In 1957, Strategic Air Command bestowed a new name upon its largest New Hampshire bomber base. Portsmouth Air Force Base became Pease Air Force Base, in honor of Capt. Harl Pease Jr.
Thus did Pease, a local boy, enter the pantheon of SAC heroes.
Pease, born in 1917 in Plymouth, N.H., enlisted as an Air Corps cadet on Sept. 23, 1939, and received his wings in June 1940. Pease went straight to the Pacific. He regularly flew in mass-formation flights of B-17s, exploits for which he was awarded a Distinguished Flying Cross.
Pease’s outfit, 19th Bomb Group, was based at Clark Field, Philippines, when Japan struck on Dec. 8, 1941, starting the War in the Pacific. What was left of the group redeployed to Australia.
Soon, the 19th BG marshaled 10 B-17s—Pease was one of the pilots—to strike enemy forces in Java, a heroic but futile effort to check Japan’s advance. From Australia, Pease began flying combat and resupply missions to the Philippines some 2,500 miles away. For this, he was awarded a second DFC.
In May, Pease took part in the first Battle of the Coral Sea, flying grueling 16-hour missions to bomb targets on New Guinea.

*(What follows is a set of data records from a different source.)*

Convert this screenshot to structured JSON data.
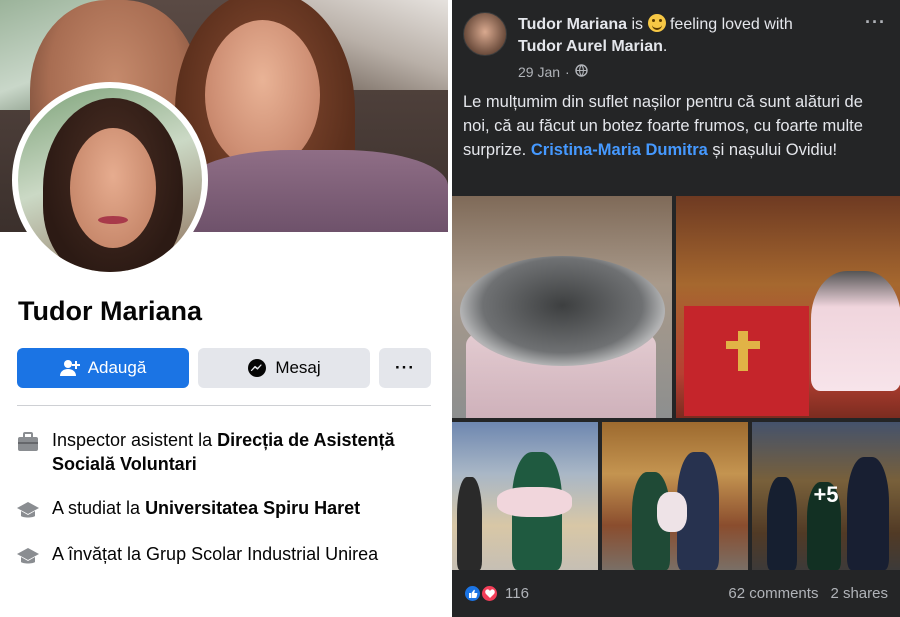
{
  "profile": {
    "name": "Tudor Mariana",
    "buttons": {
      "add_label": "Adaugă",
      "message_label": "Mesaj",
      "more_label": "···"
    },
    "intro": [
      {
        "icon": "briefcase-icon",
        "prefix": "Inspector asistent la ",
        "bold": "Direcția de Asistență Socială Voluntari"
      },
      {
        "icon": "graduation-cap-icon",
        "prefix": "A studiat la ",
        "bold": "Universitatea Spiru Haret"
      },
      {
        "icon": "graduation-cap-icon",
        "prefix": "A învățat la Grup Scolar Industrial Unirea",
        "bold": ""
      }
    ]
  },
  "post": {
    "author": "Tudor Mariana",
    "feeling_text": "is",
    "feeling_suffix": "feeling loved with",
    "tagged": "Tudor Aurel Marian",
    "tagged_end": ".",
    "date": "29 Jan",
    "date_sep": "·",
    "more_label": "···",
    "text_before": "Le mulțumim din suflet nașilor pentru că sunt alături de noi, că au făcut un botez foarte frumos, cu foarte multe surprize. ",
    "mention": "Cristina-Maria Dumitra",
    "text_after": " și nașului Ovidiu!",
    "more_photos": "+5",
    "reaction_count": "116",
    "comments": "62 comments",
    "shares": "2 shares"
  },
  "colors": {
    "accent": "#1b74e4",
    "mention": "#4599ff",
    "dark_bg": "#242526",
    "love": "#f33e58"
  }
}
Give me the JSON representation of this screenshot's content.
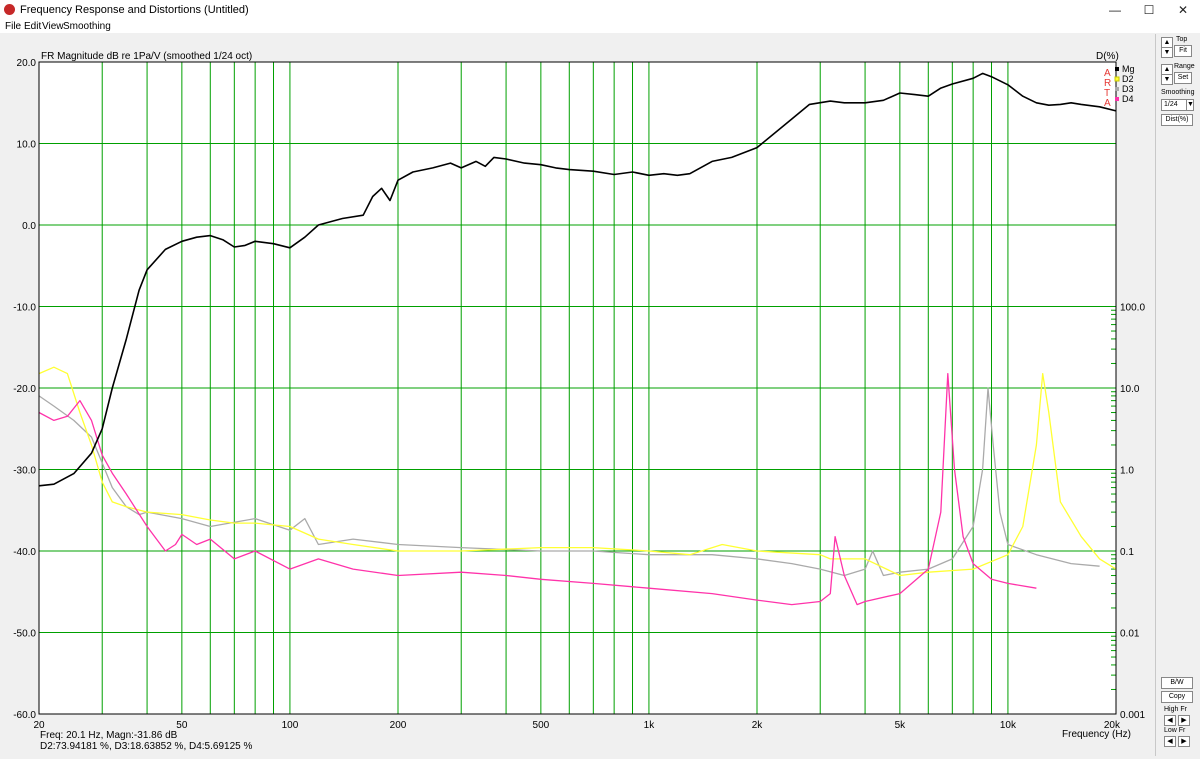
{
  "window": {
    "title": "Frequency Response and Distortions (Untitled)",
    "minimize": "—",
    "maximize": "☐",
    "close": "✕"
  },
  "menu": [
    "File",
    "Edit",
    "View",
    "Smoothing"
  ],
  "colors": {
    "plot_bg": "#ffffff",
    "grid": "#00a000",
    "Mg": "#000000",
    "D2": "#ffff33",
    "D3": "#aaaaaa",
    "D4": "#ff33aa"
  },
  "chart_data": {
    "type": "line",
    "title": "FR Magnitude dB re 1Pa/V (smoothed 1/24 oct)",
    "right_axis_title": "D(%)",
    "xlabel": "Frequency (Hz)",
    "x_scale": "log",
    "xlim": [
      20,
      20000
    ],
    "x_ticks": [
      {
        "v": 20,
        "label": "20"
      },
      {
        "v": 50,
        "label": "50"
      },
      {
        "v": 100,
        "label": "100"
      },
      {
        "v": 200,
        "label": "200"
      },
      {
        "v": 500,
        "label": "500"
      },
      {
        "v": 1000,
        "label": "1k"
      },
      {
        "v": 2000,
        "label": "2k"
      },
      {
        "v": 5000,
        "label": "5k"
      },
      {
        "v": 10000,
        "label": "10k"
      },
      {
        "v": 20000,
        "label": "20k"
      }
    ],
    "ylim": [
      -60,
      20
    ],
    "y_ticks": [
      "20.0",
      "10.0",
      "0.0",
      "-10.0",
      "-20.0",
      "-30.0",
      "-40.0",
      "-50.0",
      "-60.0"
    ],
    "right_scale": "log",
    "right_lim": [
      0.001,
      100
    ],
    "right_ticks": [
      "100.0",
      "10.0",
      "1.0",
      "0.1",
      "0.01",
      "0.001"
    ],
    "grid": true,
    "legend_position": "top-right",
    "watermark": [
      "A",
      "R",
      "T",
      "A"
    ],
    "series": [
      {
        "name": "Mg",
        "axis": "left",
        "color": "#000000",
        "points": [
          [
            20,
            -32
          ],
          [
            22,
            -31.8
          ],
          [
            25,
            -30.5
          ],
          [
            28,
            -28
          ],
          [
            30,
            -25
          ],
          [
            32,
            -20
          ],
          [
            35,
            -14
          ],
          [
            38,
            -8
          ],
          [
            40,
            -5.5
          ],
          [
            45,
            -3
          ],
          [
            50,
            -2
          ],
          [
            55,
            -1.5
          ],
          [
            60,
            -1.3
          ],
          [
            65,
            -1.8
          ],
          [
            70,
            -2.7
          ],
          [
            75,
            -2.5
          ],
          [
            80,
            -2
          ],
          [
            90,
            -2.3
          ],
          [
            100,
            -2.8
          ],
          [
            110,
            -1.5
          ],
          [
            120,
            0
          ],
          [
            140,
            0.8
          ],
          [
            160,
            1.2
          ],
          [
            170,
            3.5
          ],
          [
            180,
            4.5
          ],
          [
            190,
            3
          ],
          [
            200,
            5.5
          ],
          [
            220,
            6.5
          ],
          [
            250,
            7
          ],
          [
            280,
            7.6
          ],
          [
            300,
            7
          ],
          [
            330,
            7.8
          ],
          [
            350,
            7.2
          ],
          [
            370,
            8.3
          ],
          [
            400,
            8.1
          ],
          [
            450,
            7.6
          ],
          [
            500,
            7.4
          ],
          [
            550,
            7
          ],
          [
            600,
            6.8
          ],
          [
            700,
            6.6
          ],
          [
            800,
            6.2
          ],
          [
            900,
            6.5
          ],
          [
            1000,
            6.1
          ],
          [
            1100,
            6.3
          ],
          [
            1200,
            6.1
          ],
          [
            1300,
            6.3
          ],
          [
            1500,
            7.8
          ],
          [
            1700,
            8.3
          ],
          [
            2000,
            9.5
          ],
          [
            2200,
            11
          ],
          [
            2500,
            13
          ],
          [
            2800,
            14.8
          ],
          [
            3200,
            15.2
          ],
          [
            3500,
            15
          ],
          [
            4000,
            15
          ],
          [
            4500,
            15.3
          ],
          [
            5000,
            16.2
          ],
          [
            5500,
            16
          ],
          [
            6000,
            15.8
          ],
          [
            6500,
            16.8
          ],
          [
            7000,
            17.3
          ],
          [
            8000,
            18
          ],
          [
            8500,
            18.6
          ],
          [
            9000,
            18.2
          ],
          [
            10000,
            17.2
          ],
          [
            11000,
            15.8
          ],
          [
            12000,
            15
          ],
          [
            13000,
            14.7
          ],
          [
            14000,
            14.8
          ],
          [
            15000,
            15
          ],
          [
            16000,
            14.8
          ],
          [
            18000,
            14.5
          ],
          [
            20000,
            14
          ]
        ]
      },
      {
        "name": "D2",
        "axis": "right",
        "color": "#ffff33",
        "points": [
          [
            20,
            15
          ],
          [
            22,
            18
          ],
          [
            24,
            15
          ],
          [
            26,
            5
          ],
          [
            28,
            2
          ],
          [
            30,
            0.7
          ],
          [
            32,
            0.4
          ],
          [
            35,
            0.35
          ],
          [
            40,
            0.3
          ],
          [
            50,
            0.28
          ],
          [
            60,
            0.24
          ],
          [
            70,
            0.22
          ],
          [
            80,
            0.22
          ],
          [
            100,
            0.2
          ],
          [
            120,
            0.14
          ],
          [
            150,
            0.12
          ],
          [
            200,
            0.1
          ],
          [
            300,
            0.1
          ],
          [
            500,
            0.11
          ],
          [
            700,
            0.11
          ],
          [
            1000,
            0.1
          ],
          [
            1300,
            0.09
          ],
          [
            1600,
            0.12
          ],
          [
            2000,
            0.1
          ],
          [
            3000,
            0.09
          ],
          [
            3200,
            0.08
          ],
          [
            4000,
            0.08
          ],
          [
            5000,
            0.05
          ],
          [
            6000,
            0.055
          ],
          [
            8000,
            0.06
          ],
          [
            10000,
            0.09
          ],
          [
            11000,
            0.2
          ],
          [
            12000,
            2
          ],
          [
            12500,
            15
          ],
          [
            13000,
            5
          ],
          [
            14000,
            0.4
          ],
          [
            16000,
            0.15
          ],
          [
            18000,
            0.08
          ],
          [
            20000,
            0.06
          ]
        ]
      },
      {
        "name": "D3",
        "axis": "right",
        "color": "#aaaaaa",
        "points": [
          [
            20,
            8
          ],
          [
            22,
            6
          ],
          [
            25,
            4
          ],
          [
            28,
            2.5
          ],
          [
            30,
            1.2
          ],
          [
            32,
            0.6
          ],
          [
            35,
            0.35
          ],
          [
            38,
            0.28
          ],
          [
            40,
            0.3
          ],
          [
            50,
            0.25
          ],
          [
            60,
            0.2
          ],
          [
            80,
            0.25
          ],
          [
            100,
            0.18
          ],
          [
            110,
            0.25
          ],
          [
            120,
            0.12
          ],
          [
            150,
            0.14
          ],
          [
            200,
            0.12
          ],
          [
            300,
            0.11
          ],
          [
            500,
            0.1
          ],
          [
            700,
            0.1
          ],
          [
            1000,
            0.09
          ],
          [
            1500,
            0.09
          ],
          [
            2000,
            0.08
          ],
          [
            2500,
            0.07
          ],
          [
            3000,
            0.06
          ],
          [
            3500,
            0.05
          ],
          [
            4000,
            0.06
          ],
          [
            4200,
            0.1
          ],
          [
            4500,
            0.05
          ],
          [
            5000,
            0.055
          ],
          [
            6000,
            0.06
          ],
          [
            7000,
            0.08
          ],
          [
            8000,
            0.2
          ],
          [
            8500,
            1
          ],
          [
            8800,
            10
          ],
          [
            9100,
            2
          ],
          [
            9500,
            0.3
          ],
          [
            10000,
            0.12
          ],
          [
            12000,
            0.09
          ],
          [
            15000,
            0.07
          ],
          [
            18000,
            0.065
          ]
        ]
      },
      {
        "name": "D4",
        "axis": "right",
        "color": "#ff33aa",
        "points": [
          [
            20,
            5
          ],
          [
            22,
            4
          ],
          [
            24,
            4.5
          ],
          [
            26,
            7
          ],
          [
            28,
            4
          ],
          [
            30,
            1.5
          ],
          [
            32,
            0.9
          ],
          [
            35,
            0.5
          ],
          [
            40,
            0.2
          ],
          [
            45,
            0.1
          ],
          [
            48,
            0.12
          ],
          [
            50,
            0.16
          ],
          [
            55,
            0.12
          ],
          [
            60,
            0.14
          ],
          [
            70,
            0.08
          ],
          [
            80,
            0.1
          ],
          [
            100,
            0.06
          ],
          [
            120,
            0.08
          ],
          [
            150,
            0.06
          ],
          [
            200,
            0.05
          ],
          [
            300,
            0.055
          ],
          [
            400,
            0.05
          ],
          [
            500,
            0.045
          ],
          [
            700,
            0.04
          ],
          [
            1000,
            0.035
          ],
          [
            1500,
            0.03
          ],
          [
            2000,
            0.025
          ],
          [
            2500,
            0.022
          ],
          [
            3000,
            0.024
          ],
          [
            3200,
            0.03
          ],
          [
            3300,
            0.15
          ],
          [
            3500,
            0.05
          ],
          [
            3800,
            0.022
          ],
          [
            4000,
            0.024
          ],
          [
            5000,
            0.03
          ],
          [
            6000,
            0.06
          ],
          [
            6500,
            0.3
          ],
          [
            6800,
            15
          ],
          [
            7100,
            1
          ],
          [
            7500,
            0.15
          ],
          [
            8000,
            0.07
          ],
          [
            9000,
            0.045
          ],
          [
            10000,
            0.04
          ],
          [
            12000,
            0.035
          ]
        ]
      }
    ]
  },
  "right_panel": {
    "top_label": "Top",
    "fit_label": "Fit",
    "range_label": "Range",
    "set_label": "Set",
    "smoothing_label": "Smoothing",
    "smoothing_value": "1/24",
    "dist_label": "Dist(%)",
    "bw_label": "B/W",
    "copy_label": "Copy",
    "high_fr_label": "High Fr",
    "low_fr_label": "Low Fr",
    "arrow_up": "▲",
    "arrow_down": "▼",
    "arrow_left": "◀",
    "arrow_right": "▶"
  },
  "status": {
    "line1": "Freq: 20.1 Hz, Magn:-31.86 dB",
    "line2": "D2:73.94181 %, D3:18.63852 %, D4:5.69125 %"
  }
}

Greater heroics lay ahead. US Marines were planning to storm Guadalcanal on Aug. 7, but feared Japanese air attack from Rabaul, New Britain. The 19th BG ordered a “maximum effort” bomber raid from Port Moresby on Aug. 7 to knock out Rabaul’s air threat.
In a turn of bad luck, however, Pease’s B-17 on Aug. 6 lost an engine, and was forced to return to Australia. It looked as if Pease would miss the big show, but he was determined to make it.
Pease located a beat-up B-17—#41-2439. Its engines were in disrepair and some armament was missing, but it was available. Somehow, Pease and a volunteer crew got it in flying shape and took off for Port Moresby. They arrived at 1 a.m. and slipped into position.
Showing great flying skill, Pease kept his aircraft in formation all the way to Rabaul, where it accurately unloaded its bombs and shot down several Japanese fighters on the way in.
On the way out, however, Pease’s ramshackle B-17, which had taken major battle damage, couldn’t keep up; the other B-17s pulled away and dove into clouds. Pease’s B-17 never made it. Enemy fire ignited a fuel tank, and that was the last anyone saw of #41-2439.
Because Pease and his crew did not return, officers concluded the B-17 had been shot down with all hands lost. Only after the war did the Air Corps learn that Pease and another crew member had bailed out and were captured. On Oct. 8, 1942, they were executed.
For the bravery displayed on this final mission, Pease was awarded the Medal of Honor, presented to his father by President Franklin D. Roosevelt at the White House.
While Pease Air Force Base closed years ago, a smaller Pease Air National Guard Base operates on the site. It is home to the New Hampshire Air National Guard’s 157th Air Refueling Wing, which was one of the first units to acquire USAF’s new KC-46 tanker. A civilian airport occupies part of the old Active Duty base.
Harl Pease Jr.
Born: Apr. 10, 1917, Plymouth, N.H.
Died: Oct. 8, 1942, Rabaul, New Britain
College: University of New Hampshire
Occupation: US military officer
Services: US Army Air Corps, US Army Air Forces
Main Era: World War II
Years of Service: 1939-42
Combat: Pacific Theater 1941-43
Final Grade: Captain
Honors: Medal of Honor (awarded posthumously), Distinguished Flying Cross (2), Prisoner of War Medal (awarded posthumously), Purple Heart (awarded posthumously)
Resting place: Body not recovered
Pease Air National Guard Base
State: New HampshireNearest City: Portsmouth
Status: Mixed use (Air National Guard, civilian)
Original Area: 6.4 sq mi / 4,100 acres
Site conveyed to USAF: 1951
Opened as Portsmouth AFB: June 30, 1956
Renamed Pease AFB: Sept. 7, 1957
Closed (by USAF): March 31, 1991
Pease ANGB opened: July 1991
ANGB area: .33 sq mi / 220 acres
Current owners: New Hampshire ANG, Pease Development Authority
Former owner: Strategic Air Command
Home of: 157th Air Refueling Wing (ANG), includes 64th Air Refueling Squadron (active USAF)